_TASK STATEMENT_: Copy out all of the entries exactly as they appear.

[Page and application data records]
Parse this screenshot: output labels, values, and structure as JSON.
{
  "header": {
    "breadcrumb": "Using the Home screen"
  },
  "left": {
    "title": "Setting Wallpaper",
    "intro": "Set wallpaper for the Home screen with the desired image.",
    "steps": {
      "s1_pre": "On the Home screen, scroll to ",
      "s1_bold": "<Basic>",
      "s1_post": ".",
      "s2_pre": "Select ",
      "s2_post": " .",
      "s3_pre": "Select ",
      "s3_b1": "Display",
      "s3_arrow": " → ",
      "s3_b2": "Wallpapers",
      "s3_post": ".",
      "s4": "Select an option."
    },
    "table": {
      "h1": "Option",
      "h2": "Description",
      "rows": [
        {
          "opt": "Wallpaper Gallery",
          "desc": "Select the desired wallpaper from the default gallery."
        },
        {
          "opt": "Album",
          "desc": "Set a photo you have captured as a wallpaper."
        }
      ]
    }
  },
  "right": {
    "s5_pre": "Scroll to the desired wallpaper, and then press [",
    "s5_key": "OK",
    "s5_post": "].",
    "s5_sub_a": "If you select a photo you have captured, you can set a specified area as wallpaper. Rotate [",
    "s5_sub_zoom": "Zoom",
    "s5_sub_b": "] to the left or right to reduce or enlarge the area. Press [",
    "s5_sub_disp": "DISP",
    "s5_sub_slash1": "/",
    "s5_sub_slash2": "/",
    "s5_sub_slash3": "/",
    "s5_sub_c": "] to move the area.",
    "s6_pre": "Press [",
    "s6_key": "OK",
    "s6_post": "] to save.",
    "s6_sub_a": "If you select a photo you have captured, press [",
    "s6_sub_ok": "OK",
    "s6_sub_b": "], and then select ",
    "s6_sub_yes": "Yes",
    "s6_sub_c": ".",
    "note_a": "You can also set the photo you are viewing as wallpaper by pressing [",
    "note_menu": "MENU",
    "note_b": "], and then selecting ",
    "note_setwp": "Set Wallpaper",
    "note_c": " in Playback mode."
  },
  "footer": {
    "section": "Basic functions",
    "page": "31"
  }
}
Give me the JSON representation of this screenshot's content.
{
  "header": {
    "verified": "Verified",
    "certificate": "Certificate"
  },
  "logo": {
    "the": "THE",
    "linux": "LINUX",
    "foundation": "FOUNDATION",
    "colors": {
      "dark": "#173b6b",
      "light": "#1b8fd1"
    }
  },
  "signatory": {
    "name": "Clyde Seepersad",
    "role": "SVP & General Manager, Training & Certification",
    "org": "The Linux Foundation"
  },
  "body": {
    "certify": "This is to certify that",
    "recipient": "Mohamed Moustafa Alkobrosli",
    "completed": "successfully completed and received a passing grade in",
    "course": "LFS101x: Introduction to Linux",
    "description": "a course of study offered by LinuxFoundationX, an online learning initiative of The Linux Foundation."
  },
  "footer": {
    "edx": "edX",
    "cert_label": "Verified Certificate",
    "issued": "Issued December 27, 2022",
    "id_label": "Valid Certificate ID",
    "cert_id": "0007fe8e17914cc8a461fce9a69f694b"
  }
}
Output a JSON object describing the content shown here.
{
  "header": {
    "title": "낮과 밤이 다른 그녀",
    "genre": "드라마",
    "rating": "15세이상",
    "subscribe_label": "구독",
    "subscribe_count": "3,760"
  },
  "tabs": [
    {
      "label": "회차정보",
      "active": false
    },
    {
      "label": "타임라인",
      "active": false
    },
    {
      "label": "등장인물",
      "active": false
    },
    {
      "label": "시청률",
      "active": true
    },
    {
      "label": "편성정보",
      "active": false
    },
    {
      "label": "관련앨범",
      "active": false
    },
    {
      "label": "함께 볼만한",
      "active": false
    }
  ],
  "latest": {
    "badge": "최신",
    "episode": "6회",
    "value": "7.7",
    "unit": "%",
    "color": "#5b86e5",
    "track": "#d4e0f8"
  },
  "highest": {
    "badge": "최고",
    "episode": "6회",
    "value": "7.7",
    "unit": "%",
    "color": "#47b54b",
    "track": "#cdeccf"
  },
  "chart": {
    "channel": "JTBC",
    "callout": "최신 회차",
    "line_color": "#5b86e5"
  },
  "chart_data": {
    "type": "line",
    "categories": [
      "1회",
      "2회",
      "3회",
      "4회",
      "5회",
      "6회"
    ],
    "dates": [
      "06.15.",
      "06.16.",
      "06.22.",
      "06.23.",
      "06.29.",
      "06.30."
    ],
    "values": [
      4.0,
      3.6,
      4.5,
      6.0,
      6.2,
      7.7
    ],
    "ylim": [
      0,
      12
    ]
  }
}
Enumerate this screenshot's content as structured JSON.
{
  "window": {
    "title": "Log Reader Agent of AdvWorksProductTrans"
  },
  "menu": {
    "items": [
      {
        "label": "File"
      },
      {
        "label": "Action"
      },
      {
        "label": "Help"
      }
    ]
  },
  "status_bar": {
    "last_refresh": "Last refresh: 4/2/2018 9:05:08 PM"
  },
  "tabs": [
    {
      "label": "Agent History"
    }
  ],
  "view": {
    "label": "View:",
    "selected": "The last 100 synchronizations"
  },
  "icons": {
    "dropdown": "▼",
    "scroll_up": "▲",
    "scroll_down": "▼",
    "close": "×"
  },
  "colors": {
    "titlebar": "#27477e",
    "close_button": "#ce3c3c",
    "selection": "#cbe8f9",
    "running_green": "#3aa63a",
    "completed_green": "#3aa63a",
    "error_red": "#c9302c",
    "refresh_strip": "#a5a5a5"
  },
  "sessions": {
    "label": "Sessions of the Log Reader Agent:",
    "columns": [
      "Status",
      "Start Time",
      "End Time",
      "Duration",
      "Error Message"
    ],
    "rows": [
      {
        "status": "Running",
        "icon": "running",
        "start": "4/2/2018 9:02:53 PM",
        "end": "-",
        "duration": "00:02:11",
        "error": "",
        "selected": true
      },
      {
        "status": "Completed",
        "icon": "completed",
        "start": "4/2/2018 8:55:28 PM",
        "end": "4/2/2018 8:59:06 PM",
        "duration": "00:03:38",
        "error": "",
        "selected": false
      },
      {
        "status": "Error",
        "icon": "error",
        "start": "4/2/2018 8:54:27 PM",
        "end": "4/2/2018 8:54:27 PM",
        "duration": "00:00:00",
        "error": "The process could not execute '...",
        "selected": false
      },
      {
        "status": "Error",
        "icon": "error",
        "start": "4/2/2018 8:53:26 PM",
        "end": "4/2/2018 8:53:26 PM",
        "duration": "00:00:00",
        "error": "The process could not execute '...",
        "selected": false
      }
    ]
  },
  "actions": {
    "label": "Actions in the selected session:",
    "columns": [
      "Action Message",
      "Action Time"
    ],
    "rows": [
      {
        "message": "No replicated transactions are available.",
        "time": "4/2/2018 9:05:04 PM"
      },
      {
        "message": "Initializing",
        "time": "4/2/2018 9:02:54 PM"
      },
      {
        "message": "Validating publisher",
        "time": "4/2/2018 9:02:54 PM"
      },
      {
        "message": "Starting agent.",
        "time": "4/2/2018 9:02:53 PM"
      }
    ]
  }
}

_SOLUTION TO THE EXERCISE_:
Parse this screenshot: output labels, values, and structure as JSON.
{
  "header": {
    "breadcrumb": "Using the Home screen"
  },
  "left": {
    "title": "Setting Wallpaper",
    "intro": "Set wallpaper for the Home screen with the desired image.",
    "steps": {
      "s1_pre": "On the Home screen, scroll to ",
      "s1_bold": "<Basic>",
      "s1_post": ".",
      "s2_pre": "Select ",
      "s2_post": " .",
      "s3_pre": "Select ",
      "s3_b1": "Display",
      "s3_arrow": " → ",
      "s3_b2": "Wallpapers",
      "s3_post": ".",
      "s4": "Select an option."
    },
    "table": {
      "h1": "Option",
      "h2": "Description",
      "rows": [
        {
          "opt": "Wallpaper Gallery",
          "desc": "Select the desired wallpaper from the default gallery."
        },
        {
          "opt": "Album",
          "desc": "Set a photo you have captured as a wallpaper."
        }
      ]
    }
  },
  "right": {
    "s5_pre": "Scroll to the desired wallpaper, and then press [",
    "s5_key": "OK",
    "s5_post": "].",
    "s5_sub_a": "If you select a photo you have captured, you can set a specified area as wallpaper. Rotate [",
    "s5_sub_zoom": "Zoom",
    "s5_sub_b": "] to the left or right to reduce or enlarge the area. Press [",
    "s5_sub_disp": "DISP",
    "s5_sub_slash1": "/",
    "s5_sub_slash2": "/",
    "s5_sub_slash3": "/",
    "s5_sub_c": "] to move the area.",
    "s6_pre": "Press [",
    "s6_key": "OK",
    "s6_post": "] to save.",
    "s6_sub_a": "If you select a photo you have captured, press [",
    "s6_sub_ok": "OK",
    "s6_sub_b": "], and then select ",
    "s6_sub_yes": "Yes",
    "s6_sub_c": ".",
    "note_a": "You can also set the photo you are viewing as wallpaper by pressing [",
    "note_menu": "MENU",
    "note_b": "], and then selecting ",
    "note_setwp": "Set Wallpaper",
    "note_c": " in Playback mode."
  },
  "footer": {
    "section": "Basic functions",
    "page": "31"
  }
}
Give me the JSON representation of this screenshot's content.
{
  "header": {
    "verified": "Verified",
    "certificate": "Certificate"
  },
  "logo": {
    "the": "THE",
    "linux": "LINUX",
    "foundation": "FOUNDATION",
    "colors": {
      "dark": "#173b6b",
      "light": "#1b8fd1"
    }
  },
  "signatory": {
    "name": "Clyde Seepersad",
    "role": "SVP & General Manager, Training & Certification",
    "org": "The Linux Foundation"
  },
  "body": {
    "certify": "This is to certify that",
    "recipient": "Mohamed Moustafa Alkobrosli",
    "completed": "successfully completed and received a passing grade in",
    "course": "LFS101x: Introduction to Linux",
    "description": "a course of study offered by LinuxFoundationX, an online learning initiative of The Linux Foundation."
  },
  "footer": {
    "edx": "edX",
    "cert_label": "Verified Certificate",
    "issued": "Issued December 27, 2022",
    "id_label": "Valid Certificate ID",
    "cert_id": "0007fe8e17914cc8a461fce9a69f694b"
  }
}
Output a JSON object describing the content shown here.
{
  "header": {
    "title": "낮과 밤이 다른 그녀",
    "genre": "드라마",
    "rating": "15세이상",
    "subscribe_label": "구독",
    "subscribe_count": "3,760"
  },
  "tabs": [
    {
      "label": "회차정보",
      "active": false
    },
    {
      "label": "타임라인",
      "active": false
    },
    {
      "label": "등장인물",
      "active": false
    },
    {
      "label": "시청률",
      "active": true
    },
    {
      "label": "편성정보",
      "active": false
    },
    {
      "label": "관련앨범",
      "active": false
    },
    {
      "label": "함께 볼만한",
      "active": false
    }
  ],
  "latest": {
    "badge": "최신",
    "episode": "6회",
    "value": "7.7",
    "unit": "%",
    "color": "#5b86e5",
    "track": "#d4e0f8"
  },
  "highest": {
    "badge": "최고",
    "episode": "6회",
    "value": "7.7",
    "unit": "%",
    "color": "#47b54b",
    "track": "#cdeccf"
  },
  "chart": {
    "channel": "JTBC",
    "callout": "최신 회차",
    "line_color": "#5b86e5"
  },
  "chart_data": {
    "type": "line",
    "categories": [
      "1회",
      "2회",
      "3회",
      "4회",
      "5회",
      "6회"
    ],
    "dates": [
      "06.15.",
      "06.16.",
      "06.22.",
      "06.23.",
      "06.29.",
      "06.30."
    ],
    "values": [
      4.0,
      3.6,
      4.5,
      6.0,
      6.2,
      7.7
    ],
    "ylim": [
      0,
      12
    ]
  }
}
Enumerate this screenshot's content as structured JSON.
{
  "window": {
    "title": "Log Reader Agent of AdvWorksProductTrans"
  },
  "menu": {
    "items": [
      {
        "label": "File"
      },
      {
        "label": "Action"
      },
      {
        "label": "Help"
      }
    ]
  },
  "status_bar": {
    "last_refresh": "Last refresh: 4/2/2018 9:05:08 PM"
  },
  "tabs": [
    {
      "label": "Agent History"
    }
  ],
  "view": {
    "label": "View:",
    "selected": "The last 100 synchronizations"
  },
  "icons": {
    "dropdown": "▼",
    "scroll_up": "▲",
    "scroll_down": "▼",
    "close": "×"
  },
  "colors": {
    "titlebar": "#27477e",
    "close_button": "#ce3c3c",
    "selection": "#cbe8f9",
    "running_green": "#3aa63a",
    "completed_green": "#3aa63a",
    "error_red": "#c9302c",
    "refresh_strip": "#a5a5a5"
  },
  "sessions": {
    "label": "Sessions of the Log Reader Agent:",
    "columns": [
      "Status",
      "Start Time",
      "End Time",
      "Duration",
      "Error Message"
    ],
    "rows": [
      {
        "status": "Running",
        "icon": "running",
        "start": "4/2/2018 9:02:53 PM",
        "end": "-",
        "duration": "00:02:11",
        "error": "",
        "selected": true
      },
      {
        "status": "Completed",
        "icon": "completed",
        "start": "4/2/2018 8:55:28 PM",
        "end": "4/2/2018 8:59:06 PM",
        "duration": "00:03:38",
        "error": "",
        "selected": false
      },
      {
        "status": "Error",
        "icon": "error",
        "start": "4/2/2018 8:54:27 PM",
        "end": "4/2/2018 8:54:27 PM",
        "duration": "00:00:00",
        "error": "The process could not execute '...",
        "selected": false
      },
      {
        "status": "Error",
        "icon": "error",
        "start": "4/2/2018 8:53:26 PM",
        "end": "4/2/2018 8:53:26 PM",
        "duration": "00:00:00",
        "error": "The process could not execute '...",
        "selected": false
      }
    ]
  },
  "actions": {
    "label": "Actions in the selected session:",
    "columns": [
      "Action Message",
      "Action Time"
    ],
    "rows": [
      {
        "message": "No replicated transactions are available.",
        "time": "4/2/2018 9:05:04 PM"
      },
      {
        "message": "Initializing",
        "time": "4/2/2018 9:02:54 PM"
      },
      {
        "message": "Validating publisher",
        "time": "4/2/2018 9:02:54 PM"
      },
      {
        "message": "Starting agent.",
        "time": "4/2/2018 9:02:53 PM"
      }
    ]
  }
}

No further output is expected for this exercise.